BIBLIOGRAPHY: Bede, Historia abbatum; also Hist. eccl., iv. 18, v. 21 (where Ceolfrid's letter to Naiton [Nechtan], king of the Picts, on the Easter question, is given), v. 24; also the anonymous Historia abbatum, by a monk of Wearmouth, contemporary with Ceolfrid, in Plummer's Bede, i. 388-404; W. Bright, Early English Church History, pp. 308-309, Oxford, 1897.

CERDO (CERDON): A Syrian Gnostic, who, according to IrenŠus (I. xxvii. 1, III. iv. 3) and Eusebius (Chron., ed. Schoene, i. 168), lived in Rome in the time of the bishop Hyginus (c. 136-140). Epiphanius (xli. 1) connects him with Saturninus. He is of importance chiefly as having been the teacher of Marcion.

G. KR▄GER.

CERINTHUS: Gnostic teacher of Asia Minor, about 100 A.D. According to IrenŠus (I. xxvi. 1), he taught that the world was not created by the first God, but by a subordinate power. Jesus was

497

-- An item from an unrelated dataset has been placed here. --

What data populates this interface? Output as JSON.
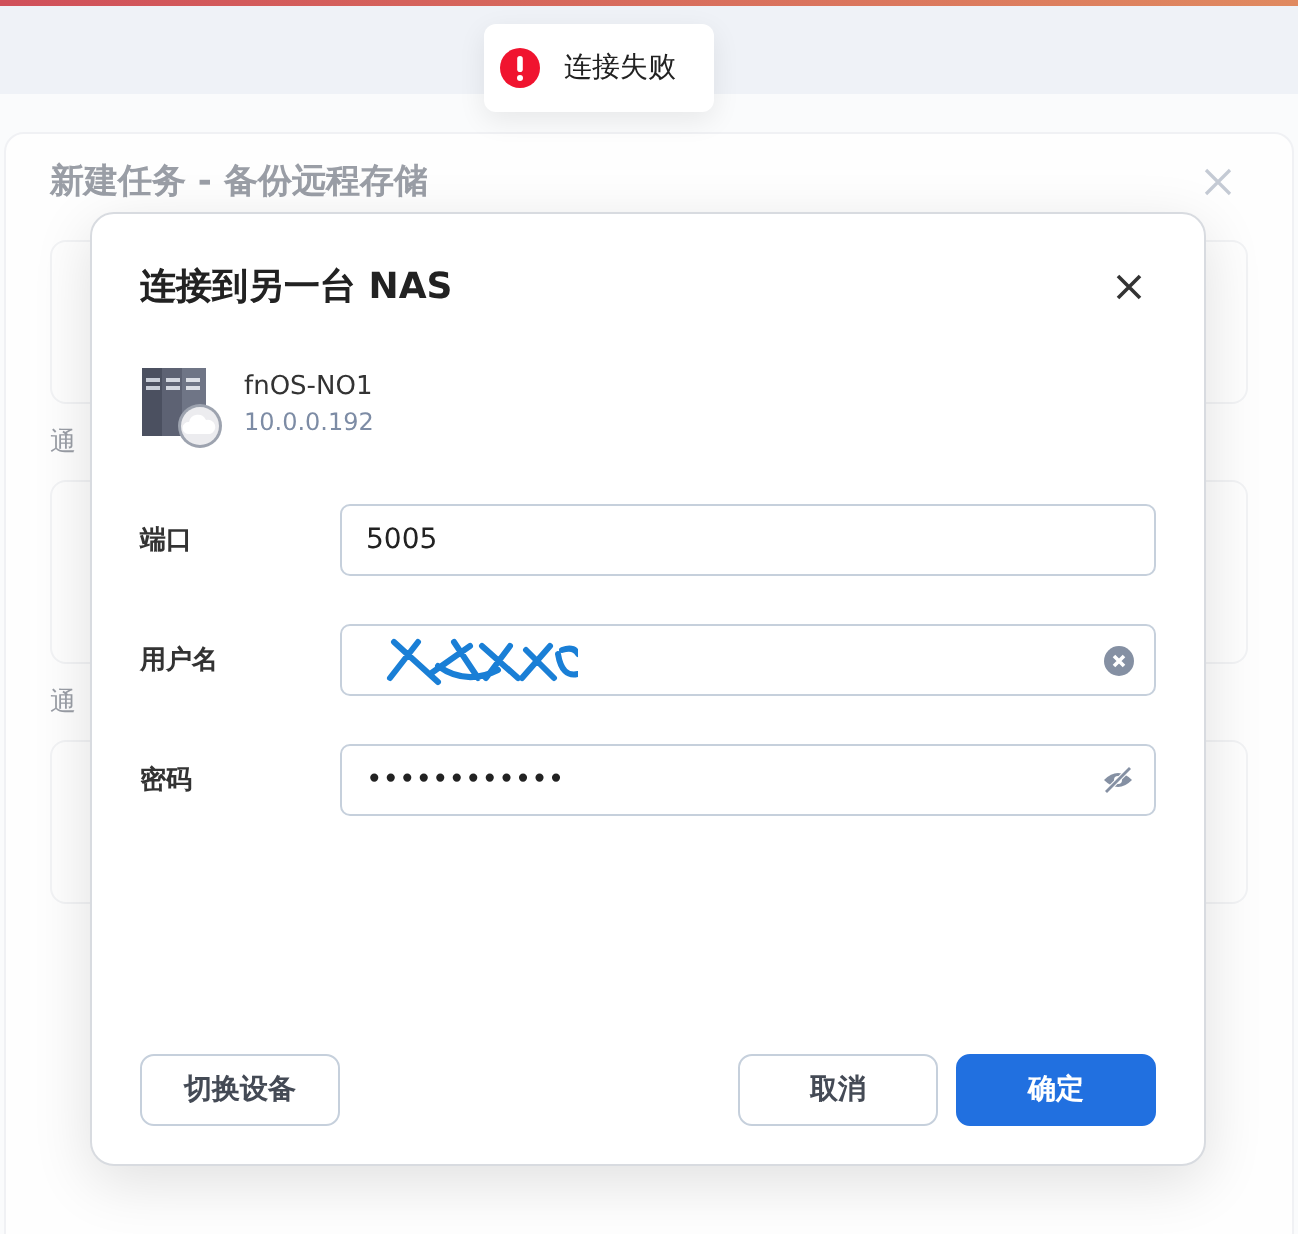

a son of Joseph and Mary, but was wiser and more righteous than other men. After his baptism the spirit of the all-sublime power of God descended upon him in the form of a dove. From now on he preached the unknown Father and performed miracles. Finally the "Christ" forsook him, but "Jesus" suffered and rose again, whereas the spiritual Christ did not suffer. John directed his Gospel especially against Cerinthus (III. xi. 1), and in proof of the aversion which the apostle felt toward this heretic IrenŠus (III. iii. 4) tells a story from Polycarp that the two met once in the baths at Ephesus, whereupon the apostle fled, "lest even the bath-house fall down because Cerinthus is inside." In the main the story is credible, but the later story (cf. Epiphanius, Hťr., xxviii. and others) of the Judaism of Cerinthus is an invention. The assertion of the Roman Caius that Cerinthus is the author of the Apocalypse is certainly erroneous.

G. KR▄GER.

BIBLIOGRAPHY: R. A. Lipsius, Zur QuelIenkritik des Epiphanius, pp. 115-122, Vienna, 1865; A. Hilgenfeld. Ketzergeschichte des Urchristentums, pp. 411-421, Leipsic, 1884; A. Harnack, Dogmengeschichte, i. 234-235, Freiburg, 1894, Eng. transl., iii. 14-19, Boston, 1897; T. Zahn, Geschichte des neutestamentlichen Kanons, 2 vols., Erlangen, 1888-92; KrŘger, History, p. 68 and literature given there.

BackContentsNext


CCEL home page
This document is from the Christian Classics Ethereal Library at
Calvin College. Last modified on 05/10/04. Contact the CCEL.
Calvin seal: My heart I offer you O Lord, promptly and sincerely